App and web page records:

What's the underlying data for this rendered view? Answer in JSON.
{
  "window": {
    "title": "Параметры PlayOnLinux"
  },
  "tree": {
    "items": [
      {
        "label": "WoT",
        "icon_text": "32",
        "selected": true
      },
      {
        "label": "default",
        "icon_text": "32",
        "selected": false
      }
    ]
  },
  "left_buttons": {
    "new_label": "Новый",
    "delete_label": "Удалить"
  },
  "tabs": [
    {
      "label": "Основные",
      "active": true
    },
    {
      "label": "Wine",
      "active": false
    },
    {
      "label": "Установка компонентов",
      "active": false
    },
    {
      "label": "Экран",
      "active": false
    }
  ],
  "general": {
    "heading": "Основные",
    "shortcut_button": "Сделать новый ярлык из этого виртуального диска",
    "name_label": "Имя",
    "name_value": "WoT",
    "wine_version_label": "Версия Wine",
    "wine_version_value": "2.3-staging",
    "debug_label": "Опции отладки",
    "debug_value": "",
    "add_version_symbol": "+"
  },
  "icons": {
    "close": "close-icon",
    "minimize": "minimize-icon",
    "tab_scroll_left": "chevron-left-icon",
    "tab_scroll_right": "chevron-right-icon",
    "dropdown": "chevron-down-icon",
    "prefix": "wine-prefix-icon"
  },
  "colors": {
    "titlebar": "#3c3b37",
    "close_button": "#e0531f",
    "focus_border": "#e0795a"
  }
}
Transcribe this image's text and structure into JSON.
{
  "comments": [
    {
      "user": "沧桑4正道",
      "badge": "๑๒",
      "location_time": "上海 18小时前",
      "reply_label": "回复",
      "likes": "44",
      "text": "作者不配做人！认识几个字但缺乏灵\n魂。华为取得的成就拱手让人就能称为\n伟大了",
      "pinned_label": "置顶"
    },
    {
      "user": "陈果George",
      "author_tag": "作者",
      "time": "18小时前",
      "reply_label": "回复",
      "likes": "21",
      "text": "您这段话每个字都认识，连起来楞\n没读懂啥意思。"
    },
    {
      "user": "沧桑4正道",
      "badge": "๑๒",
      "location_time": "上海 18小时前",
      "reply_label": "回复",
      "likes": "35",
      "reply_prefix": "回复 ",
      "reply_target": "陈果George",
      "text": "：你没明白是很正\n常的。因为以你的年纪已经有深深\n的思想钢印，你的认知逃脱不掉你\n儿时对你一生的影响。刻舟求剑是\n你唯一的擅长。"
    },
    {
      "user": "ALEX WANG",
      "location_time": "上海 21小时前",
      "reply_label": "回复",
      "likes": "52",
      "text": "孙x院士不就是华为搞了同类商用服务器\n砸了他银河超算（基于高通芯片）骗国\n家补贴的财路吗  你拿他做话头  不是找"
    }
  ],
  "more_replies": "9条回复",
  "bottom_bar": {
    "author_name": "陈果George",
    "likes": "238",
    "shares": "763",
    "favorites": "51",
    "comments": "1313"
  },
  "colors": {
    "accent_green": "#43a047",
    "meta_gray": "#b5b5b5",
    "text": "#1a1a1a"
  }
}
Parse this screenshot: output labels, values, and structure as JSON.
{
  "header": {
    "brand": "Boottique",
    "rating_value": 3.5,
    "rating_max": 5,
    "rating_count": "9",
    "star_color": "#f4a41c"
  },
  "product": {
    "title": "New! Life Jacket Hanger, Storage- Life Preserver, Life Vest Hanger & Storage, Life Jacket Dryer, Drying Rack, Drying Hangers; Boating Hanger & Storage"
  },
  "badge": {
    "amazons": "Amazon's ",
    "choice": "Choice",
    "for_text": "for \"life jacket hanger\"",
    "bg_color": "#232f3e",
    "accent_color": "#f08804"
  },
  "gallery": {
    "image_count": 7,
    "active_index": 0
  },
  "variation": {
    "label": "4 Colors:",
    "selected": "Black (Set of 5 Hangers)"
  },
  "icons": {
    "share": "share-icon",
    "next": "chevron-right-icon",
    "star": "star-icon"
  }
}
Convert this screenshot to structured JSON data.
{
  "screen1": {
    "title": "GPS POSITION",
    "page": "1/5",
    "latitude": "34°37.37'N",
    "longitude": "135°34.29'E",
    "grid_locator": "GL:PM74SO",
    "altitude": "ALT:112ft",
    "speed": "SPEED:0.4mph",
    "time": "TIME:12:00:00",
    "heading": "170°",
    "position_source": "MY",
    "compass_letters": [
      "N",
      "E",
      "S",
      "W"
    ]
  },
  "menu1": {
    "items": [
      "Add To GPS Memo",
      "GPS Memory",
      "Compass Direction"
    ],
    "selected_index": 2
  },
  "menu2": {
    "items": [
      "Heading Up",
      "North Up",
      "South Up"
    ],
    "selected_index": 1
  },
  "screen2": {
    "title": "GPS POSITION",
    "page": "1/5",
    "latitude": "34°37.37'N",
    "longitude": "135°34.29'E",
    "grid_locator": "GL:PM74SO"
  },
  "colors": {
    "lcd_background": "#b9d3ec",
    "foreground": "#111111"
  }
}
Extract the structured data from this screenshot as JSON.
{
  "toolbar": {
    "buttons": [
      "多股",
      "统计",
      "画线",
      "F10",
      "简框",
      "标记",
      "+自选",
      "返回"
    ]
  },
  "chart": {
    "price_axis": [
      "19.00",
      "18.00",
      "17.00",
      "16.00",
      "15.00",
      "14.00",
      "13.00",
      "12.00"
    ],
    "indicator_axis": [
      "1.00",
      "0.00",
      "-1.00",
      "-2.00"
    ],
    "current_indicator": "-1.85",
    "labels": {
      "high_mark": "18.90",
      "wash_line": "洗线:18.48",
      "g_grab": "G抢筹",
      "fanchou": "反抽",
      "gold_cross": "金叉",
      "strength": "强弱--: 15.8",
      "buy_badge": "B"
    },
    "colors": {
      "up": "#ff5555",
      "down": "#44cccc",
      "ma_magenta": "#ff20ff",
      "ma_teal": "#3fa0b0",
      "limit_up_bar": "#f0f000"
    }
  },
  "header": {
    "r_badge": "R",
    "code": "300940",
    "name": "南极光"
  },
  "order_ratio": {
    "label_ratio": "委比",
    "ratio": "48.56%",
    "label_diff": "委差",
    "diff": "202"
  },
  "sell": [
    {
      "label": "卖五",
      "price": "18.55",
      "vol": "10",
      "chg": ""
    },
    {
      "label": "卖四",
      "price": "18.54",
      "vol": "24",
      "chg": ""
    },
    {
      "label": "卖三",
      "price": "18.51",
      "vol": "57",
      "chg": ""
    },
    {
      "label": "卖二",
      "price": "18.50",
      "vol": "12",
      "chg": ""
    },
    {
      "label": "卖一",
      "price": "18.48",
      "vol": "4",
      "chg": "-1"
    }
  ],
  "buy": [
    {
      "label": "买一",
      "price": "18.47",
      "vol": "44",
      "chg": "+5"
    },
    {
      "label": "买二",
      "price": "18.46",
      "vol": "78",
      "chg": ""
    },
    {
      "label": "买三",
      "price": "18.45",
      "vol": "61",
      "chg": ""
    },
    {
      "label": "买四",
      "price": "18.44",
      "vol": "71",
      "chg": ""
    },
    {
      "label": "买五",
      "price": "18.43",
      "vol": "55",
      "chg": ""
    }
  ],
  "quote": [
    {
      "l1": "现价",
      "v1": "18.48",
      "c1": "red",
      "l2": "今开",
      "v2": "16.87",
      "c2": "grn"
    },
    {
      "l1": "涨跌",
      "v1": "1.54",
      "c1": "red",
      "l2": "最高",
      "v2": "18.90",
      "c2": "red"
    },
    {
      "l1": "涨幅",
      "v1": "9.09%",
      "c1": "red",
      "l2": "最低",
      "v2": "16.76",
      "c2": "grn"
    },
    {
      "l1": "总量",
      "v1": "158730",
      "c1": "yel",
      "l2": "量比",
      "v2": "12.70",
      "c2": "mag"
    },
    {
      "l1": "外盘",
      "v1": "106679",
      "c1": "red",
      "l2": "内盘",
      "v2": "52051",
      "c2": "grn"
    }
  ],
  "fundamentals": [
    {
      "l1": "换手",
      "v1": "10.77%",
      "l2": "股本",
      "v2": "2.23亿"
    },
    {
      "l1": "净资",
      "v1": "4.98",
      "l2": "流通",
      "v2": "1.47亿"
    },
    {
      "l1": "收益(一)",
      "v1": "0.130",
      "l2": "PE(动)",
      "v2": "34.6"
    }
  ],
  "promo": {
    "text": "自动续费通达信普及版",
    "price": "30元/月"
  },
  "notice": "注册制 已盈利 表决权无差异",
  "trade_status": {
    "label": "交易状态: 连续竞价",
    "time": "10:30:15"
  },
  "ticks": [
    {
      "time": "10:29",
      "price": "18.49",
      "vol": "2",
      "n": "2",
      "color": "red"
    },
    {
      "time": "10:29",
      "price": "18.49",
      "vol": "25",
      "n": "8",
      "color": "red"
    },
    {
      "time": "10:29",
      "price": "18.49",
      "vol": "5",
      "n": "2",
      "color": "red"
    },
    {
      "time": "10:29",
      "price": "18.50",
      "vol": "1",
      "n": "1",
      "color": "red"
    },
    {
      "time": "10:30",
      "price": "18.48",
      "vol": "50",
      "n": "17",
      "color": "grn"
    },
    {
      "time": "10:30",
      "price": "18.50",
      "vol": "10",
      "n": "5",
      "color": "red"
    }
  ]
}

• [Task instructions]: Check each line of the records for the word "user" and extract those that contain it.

• [Solution for this exercise]:
      "user": "沧桑4正道",
      "user": "陈果George",
      "user": "沧桑4正道",
      "user": "ALEX WANG",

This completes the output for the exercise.